    Are hobbyists and gamers done building systems? Nah. I seriously doubt it. Sure, there's the "average joe" who doesn't need the power or flexibility of a custom system - but they never built systems in the first place, so they don't really count towards whether building is "alive" or "dead."

    So I'm gonna vote "alive." I'm still building my own systems, and unless both NewEgg and TigerDirect go out of business, I see no reason to stop building them.

    And oh, yeah: I consider "dead" to be a vastly overused term in the tech press. Microsoft was declared "dead" for 20+ years, and so many times I've seen perfectly profitable businesses declared "dead" that I wonder if it really has any meaning anymore.

    Frankly, "dead" for a business should be reserved for "it's disappeared from the planet because it went bankrupt with no chance of a restructuring fixing things."

    **NOBODY** outside of the tech press uses the the term "dead" as loosely as I've seen here. "Death" means it's over, it's final, it's gone, there's no chance of recovering.

    -It does *NOT* mean "I like a newer technology better."
    -It does *NOT* mean "they're a small niche market now."
    -It does *NOT* mean "it lost 95% of its market share, but is still turning a profit and will continue at a lower share in the future."
    -It does *NOT* mean "I hate them."
    -It does *NOT* mean "I want them to go away."

    None of that stuff makes something dead, sorry. I'm sick and tired of overuse of the term.

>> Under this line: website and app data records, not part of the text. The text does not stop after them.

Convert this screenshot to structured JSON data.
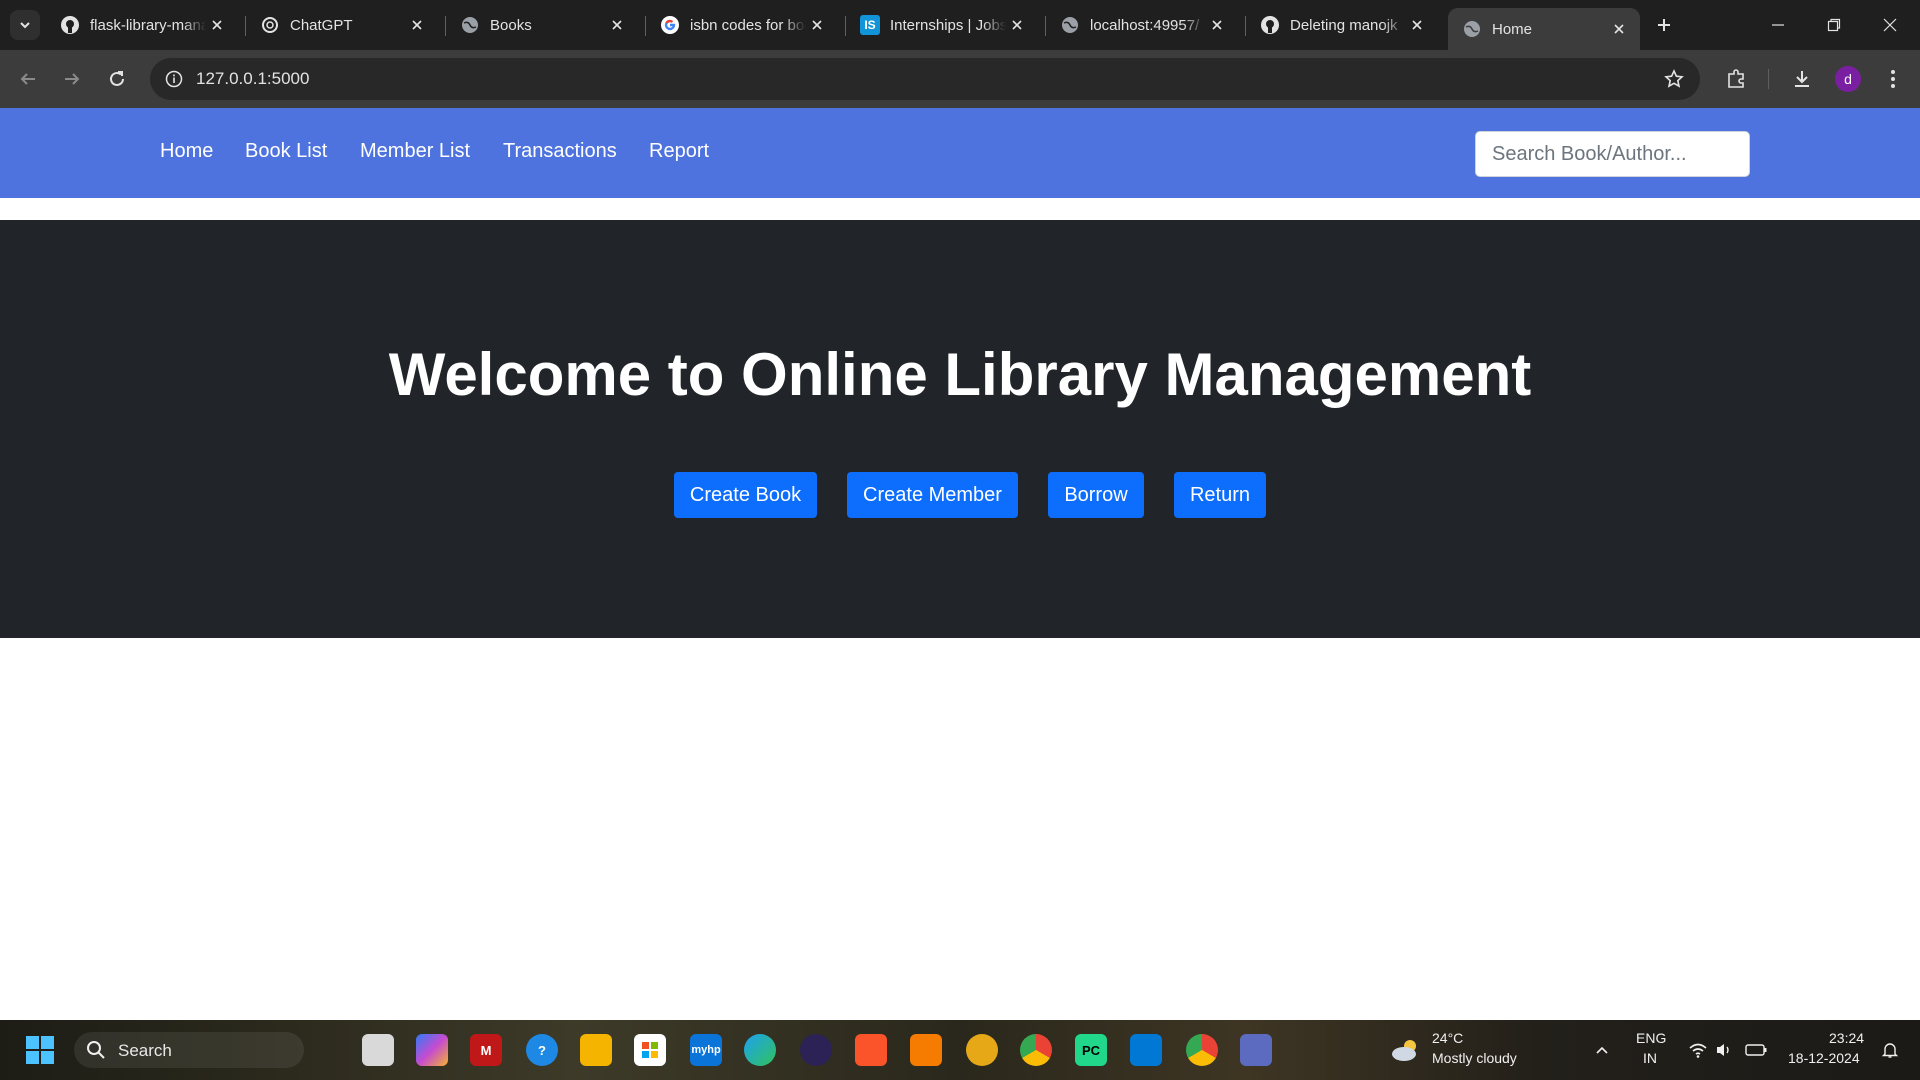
{
  "browser": {
    "tabs": [
      {
        "title": "flask-library-management",
        "favicon": "github-icon",
        "active": false
      },
      {
        "title": "ChatGPT",
        "favicon": "chatgpt-icon",
        "active": false
      },
      {
        "title": "Books",
        "favicon": "globe-icon",
        "active": false
      },
      {
        "title": "isbn codes for books",
        "favicon": "google-icon",
        "active": false
      },
      {
        "title": "Internships | Jobs",
        "favicon": "internshala-icon",
        "active": false
      },
      {
        "title": "localhost:49957/",
        "favicon": "globe-icon",
        "active": false
      },
      {
        "title": "Deleting manojk",
        "favicon": "github-icon",
        "active": false
      },
      {
        "title": "Home",
        "favicon": "globe-icon",
        "active": true
      }
    ],
    "url": "127.0.0.1:5000",
    "profile_initial": "d"
  },
  "navbar": {
    "links": [
      "Home",
      "Book List",
      "Member List",
      "Transactions",
      "Report"
    ],
    "search_placeholder": "Search Book/Author..."
  },
  "hero": {
    "title": "Welcome to Online Library Management",
    "buttons": [
      "Create Book",
      "Create Member",
      "Borrow",
      "Return"
    ]
  },
  "taskbar": {
    "search_label": "Search",
    "weather_temp": "24°C",
    "weather_desc": "Mostly cloudy",
    "lang_line1": "ENG",
    "lang_line2": "IN",
    "time": "23:24",
    "date": "18-12-2024"
  },
  "colors": {
    "navbar_bg": "#4e73df",
    "hero_bg": "#212529",
    "button_primary": "#0d6efd",
    "chrome_tabstrip": "#1f1f1f",
    "chrome_toolbar": "#3c3c3c"
  }
}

    Oh, and "dead" is not the same word as "dying" either. Something may be dying but not dead.
    Reply 11 Votes I'm for Alive
    • Buggy Whip Makers...

      ...Are still in business. The manufacture tack and carriage whips for those romantic park rides.

      Some of the firms that fabricated buggy wheel-bearings did the same and are doing the same today for car manufacturers.

      Niche or hobbyist markets maintain nicely or don't most of the readers here believe that home looms, glassblowing, and pottery lack modern adherents?

      JJ Brannon
      Reply 2 Votes I'm Undecided
      • Chicago voting?

        I voted for "I'm for Alive".

        That's not what was recorded.

        JJ Brannon
        Reply 2 Votes I'm Undecided
      • We can say the same about slide rules (have you ever seen one?)

        Skills were lost when the slide rule business dried up. Humans figured out how to get to, and land on, the Moon using slide rules but times change.

        In 1970, you could spend $100 for a high-end bamboo slide rule. Today, a free smartphone app can do the same calculations that put Humans on the Moon.

        In the end, even though there are still people making buggy whips and shoeing horses and making firearms by hand, these are, for all intents and purposes, DEAD industries.
        M Wagner
        Reply 1 Vote I'm Undecided
        • They're not dead.

          They may no longer be the size they once were but they are by no means dead.
          Reply 3 Votes I'm Undecided
        • I know many

          engineers who still use slide rules.

          I have also been inside a local Walmart when the power went out during a storm and the backup lights came on but the registers were not on that power supply. The store manager got calculators off the shelf for all the checkers to use. I already added my stuff up in my head before they could get the first calculator out of the packaging.

          The US sucks at math these days. Sad but true...
          Reply 2 Votes I'm Undecided
        • They are not

          Slide rules are not dead. Number of people using them have diminished, but dead they are not.
          Have you used calculator apps in scientific mode in smartphones? They are either confusing when trying to imitate physical calcs or full of useless functions.
          The number of people assembling computers or using home-built ones is smaller than 10 years ago, but dead? Not yet.
          Aristarco Palacios
          Reply 3 Votes I'm Undecided